Our teens are also leading schoolwide efforts to develop resiliency and help their classmates make connections with at least one trusted adult at their school. Students now have additional tools and training to help enable them to know how and when to tell an adult if they are worried about a friend or classmate. LPS receives tips through Safe 2 Tell every week, and our highly skilled team of district security, mental health professionals and law enforcement experts respond immediately to each and every one. Safe 2 Tell has alerted LPS first responders to 49 suicide threats since July 1 of this year. There is no question that lives have been saved.
We’ve learned that there is so much more to do. The stress our teens feel in today’s culture is increasing, and we as a society are not solving the problems.

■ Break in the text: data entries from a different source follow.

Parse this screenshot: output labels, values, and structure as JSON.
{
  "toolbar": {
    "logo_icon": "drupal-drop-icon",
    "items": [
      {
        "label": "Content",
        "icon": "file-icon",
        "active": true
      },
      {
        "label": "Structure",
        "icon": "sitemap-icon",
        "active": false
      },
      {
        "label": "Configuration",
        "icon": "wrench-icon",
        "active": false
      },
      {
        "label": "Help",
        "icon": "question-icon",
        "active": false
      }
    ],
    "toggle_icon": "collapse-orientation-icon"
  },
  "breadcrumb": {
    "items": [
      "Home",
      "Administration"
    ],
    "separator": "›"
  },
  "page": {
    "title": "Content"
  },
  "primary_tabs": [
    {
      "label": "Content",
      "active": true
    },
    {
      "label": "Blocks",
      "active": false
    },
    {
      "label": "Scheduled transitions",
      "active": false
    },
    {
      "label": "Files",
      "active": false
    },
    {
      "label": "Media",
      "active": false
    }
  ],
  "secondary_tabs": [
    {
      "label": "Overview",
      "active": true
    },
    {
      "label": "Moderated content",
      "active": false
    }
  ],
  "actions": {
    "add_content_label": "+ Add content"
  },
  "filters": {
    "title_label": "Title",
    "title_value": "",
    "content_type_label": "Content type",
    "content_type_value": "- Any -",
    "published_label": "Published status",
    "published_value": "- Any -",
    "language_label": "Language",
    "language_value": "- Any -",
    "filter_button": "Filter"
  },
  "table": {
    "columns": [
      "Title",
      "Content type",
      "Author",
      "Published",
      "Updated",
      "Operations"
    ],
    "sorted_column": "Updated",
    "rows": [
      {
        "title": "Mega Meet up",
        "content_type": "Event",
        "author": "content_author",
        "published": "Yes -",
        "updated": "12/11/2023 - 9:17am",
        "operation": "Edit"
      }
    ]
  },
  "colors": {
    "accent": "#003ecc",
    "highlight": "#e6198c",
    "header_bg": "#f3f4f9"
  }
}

Many teens struggle with feelings of isolation and loneliness. These feelings are intensified when social media posts only reinforce “perfection” and a false sense of community. Often, the lives teens portray on social media are in reality completely devoid of the face-to-face and physical interactions that are a basic human need. Social media never stops, and so the pressure to be perfect and be included, the feelings of loneliness, and the bullying that also occurs, never stop. Social media might begin as benign, but it also can quickly become a real source of pain and stress and something that adults cannot truly understand.
The cultural pressure to achieve an unrealistic level of “success” in school, sports, college entrance exams and getting into “the right colleges” is felt by many of our students. Some students turn to drugs and alcohol and engage in other harmful behaviors as a way to cope. As a district known not only for academic success but also for extracurricular achievements, we are aware of our role in helping our students to strike a balance. We as a district believe that success is about far more than grades and accolades. We want our students to grow into happy, healthy and well-adjusted young adults.
We’ve learned that when tragedy occurs, it is natural to want to place blame. The truth is schools are a reflection of the communities they serve. We continue to engage national experts and researchers to help us understand and explore possible solutions. We learn from other communities who have lost children due to school violence and suicide. We also share what we’ve learned with other communities that have suffered similar tragedies. We can all agree that our students deserve our very best. While there is much to celebrate in the progress we’ve made, there is much more work to do.
We see hope and promise that if the community as a whole continues to work together, we will continue to improve, to better recognize the warning signs, make it more culturally acceptable to ask for help and have the appropriate help available quickly. As a result, our schools will be safer and our students will be healthier and happier.
We don’t have all the answers. But, we will never stop working to improve. Our students need all of us in this together now more than ever.
Brian Ewert is the superintendent of Littleton Public Schools.
Other items that may interest you
We have noticed you are using an ad blocking plugin in your browser.
The revenue we receive from our advertisers helps make this site possible. We request you whitelist our site.